Oxford: OUP, 2010
The pursuit of social solidarity and social justice has typically occurred within the boundaries of nation states. Yet in 2000, EU Member States committed themselves to make a decisive impact on the eradication of poverty and agreed to coordinate their activities within the framework of a novel governance process: the Open Method of Coordination (OMC). This book analyzes the emerging governance of social inclusion in the EU and the use of the OMC as a mechanism for Europeanization of domestic social policy. It explores EU interventions to combat poverty and social exclusion, and addresses the changing constitutional, policy and governance context in which these interventions have occurred. It traces the impact of debates surrounding the Lisbon Treaty and the Lisbon Strategy in framing the possibilities and limits of EU action. Drawing on primary documentary material, on interviews with key actors and on a wide range of academic literature, this study offers a socio-legal account of the successes and failures of a decade of EU policy coordination.
M. Monnickendam and D. Gordon
Social Policy and Administration, vol. 44, 2010, p. 554-574
This article compares poverty, government policy and public opinion on poverty in the UK and Israel based on rich and detailed survey data on the condition of the poor in both countries. Results show that, despite similar levels of poverty and inequality, the poor have a considerably lower standard of living in Israel than in the UK. There is greater public support for the poor in Israel but limited government action on poverty.

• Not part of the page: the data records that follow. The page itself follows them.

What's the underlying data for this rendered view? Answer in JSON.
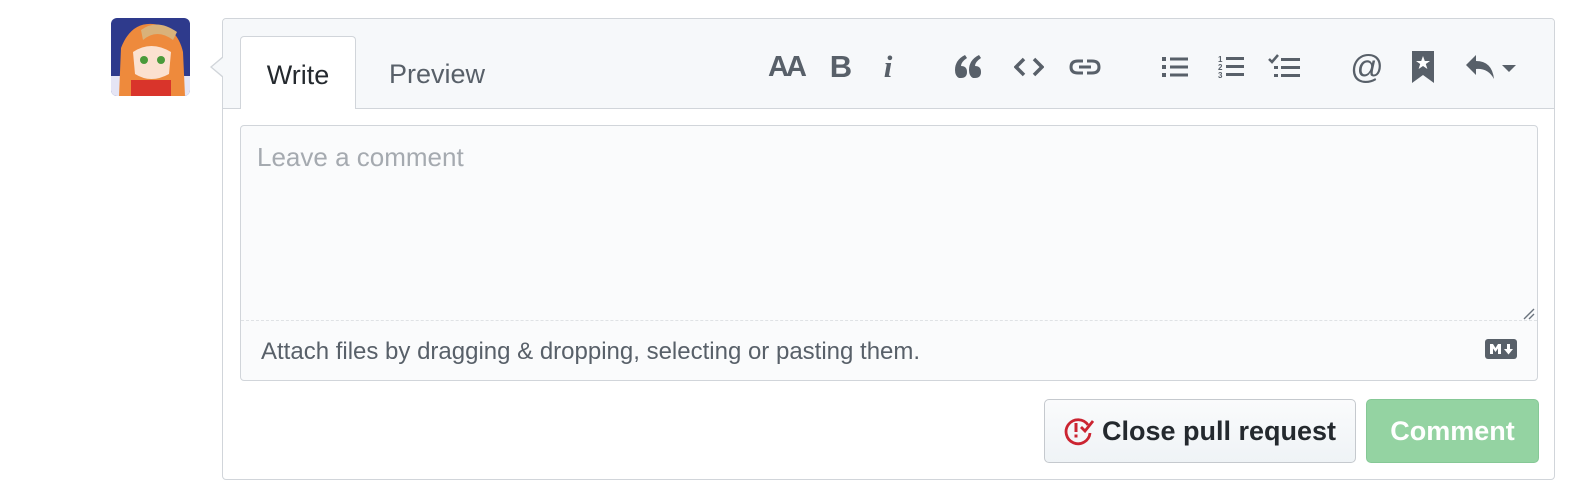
{
  "avatar": {
    "alt": "user avatar"
  },
  "editor": {
    "tabs": {
      "write": "Write",
      "preview": "Preview"
    },
    "toolbar": {
      "heading": "AA",
      "bold": "B",
      "italic": "i",
      "mention": "@"
    },
    "textarea": {
      "placeholder": "Leave a comment"
    },
    "attach_text": "Attach files by dragging & dropping, selecting or pasting them."
  },
  "actions": {
    "close_pr": "Close pull request",
    "comment": "Comment"
  },
  "colors": {
    "accent_red": "#cb2431",
    "comment_button_disabled": "#94d3a2"
  }
}
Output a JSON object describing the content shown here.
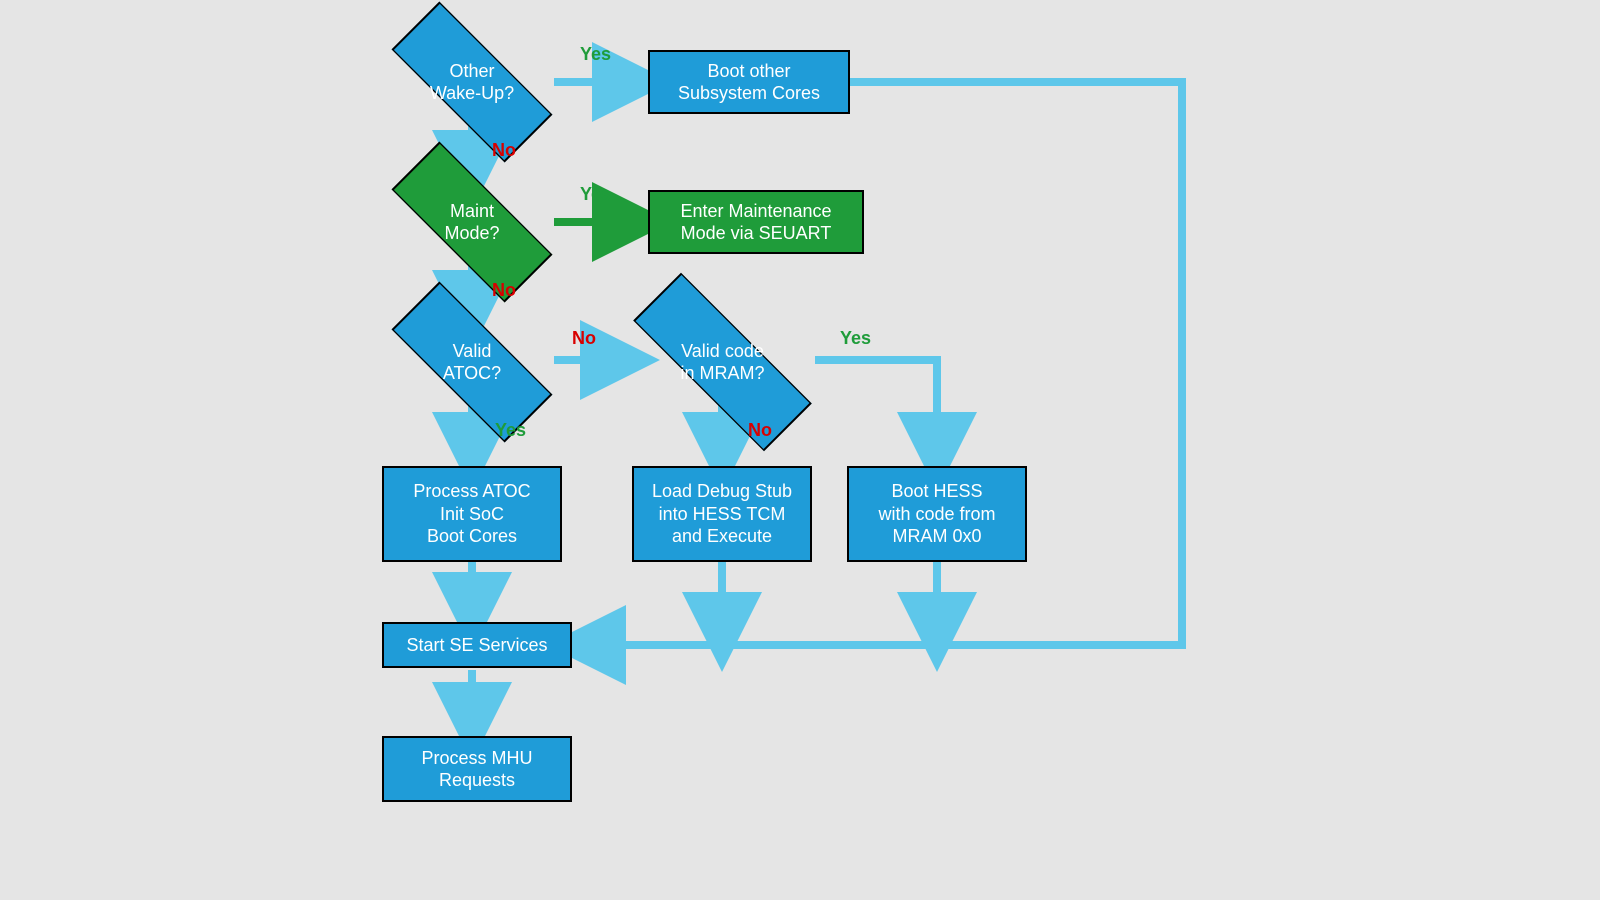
{
  "nodes": {
    "other_wakeup": {
      "line1": "Other",
      "line2": "Wake-Up?"
    },
    "boot_other": {
      "line1": "Boot other",
      "line2": "Subsystem Cores"
    },
    "maint_mode": {
      "line1": "Maint",
      "line2": "Mode?"
    },
    "enter_maint": {
      "line1": "Enter Maintenance",
      "line2": "Mode via SEUART"
    },
    "valid_atoc": {
      "line1": "Valid",
      "line2": "ATOC?"
    },
    "valid_code_mram": {
      "line1": "Valid code",
      "line2": "in MRAM?"
    },
    "process_atoc": {
      "line1": "Process ATOC",
      "line2": "Init SoC",
      "line3": "Boot Cores"
    },
    "load_debug": {
      "line1": "Load Debug Stub",
      "line2": "into HESS TCM",
      "line3": "and Execute"
    },
    "boot_hess": {
      "line1": "Boot HESS",
      "line2": "with code from",
      "line3": "MRAM 0x0"
    },
    "start_se": {
      "line1": "Start SE Services"
    },
    "process_mhu": {
      "line1": "Process MHU",
      "line2": "Requests"
    }
  },
  "edges": {
    "wakeup_yes": "Yes",
    "wakeup_no": "No",
    "maint_yes": "Yes",
    "maint_no": "No",
    "atoc_no": "No",
    "atoc_yes": "Yes",
    "mram_yes": "Yes",
    "mram_no": "No"
  },
  "colors": {
    "blue": "#1f9cd8",
    "green": "#1f9c3a",
    "arrow_blue": "#5ec7ea",
    "arrow_green": "#1f9c3a",
    "yes_text": "#1f9c3a",
    "no_text": "#d80000"
  }
}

In contrast, there is more limited public support for the poor in the UK but significant government action to tackle poverty.
T. K-Y. Wong, P.-S. Wan and K. W-K. Law
Social Policy and Administration, vol.44, 2010, p. 620-640
This research employed Midgley's three-dimensional concept of social welfare to chart changes in Hong Kong people's perceptions of the issue between 1997 and 2008. Results showed that there is a widespread concern about poverty which had intensified over the study period. The public's overall life satisfaction is relatively high and had improved over time. However there is a discrepancy between government provision of social welfare and the people's expectations, especially with regard to care of the elderly and health services. Finally, people have consistently regarded opportunities for social mobility as inadequate.
Policy Studies, vol.31, 2010, p. 539-557
Although welfare states have been categorised according to a wide range of dimensions, little attention has been paid to the specific forms of recognitive justice which influence the development of the welfare state, particularly in countries where internally colonised indigenous people not only constitute a disproportionate number of welfare recipients, but also hold additional rights to those associated with citizenship. Socio-economic disparities between indigenous and non-indigenous peoples are considerable in liberal welfare states where significant recognition of indigenous rights has been made and where indigenous peoples also play a significant role in delivering social provision. Such disparities are narrower in social democratic welfare states such as Norway, Sweden and Finland (where the Sami people live) which have focused on the provision of more universalistic social rights but have provided little space for indigenous focused social provision. Uncertainty thus remains about the best mix of recognition and redistribution needed to produce good outcomes for indigenous people. Drawing on the cases of New Zealand and Australia, this article proposes a framework for examining different welfare states that aims to shed some light on this critical issue.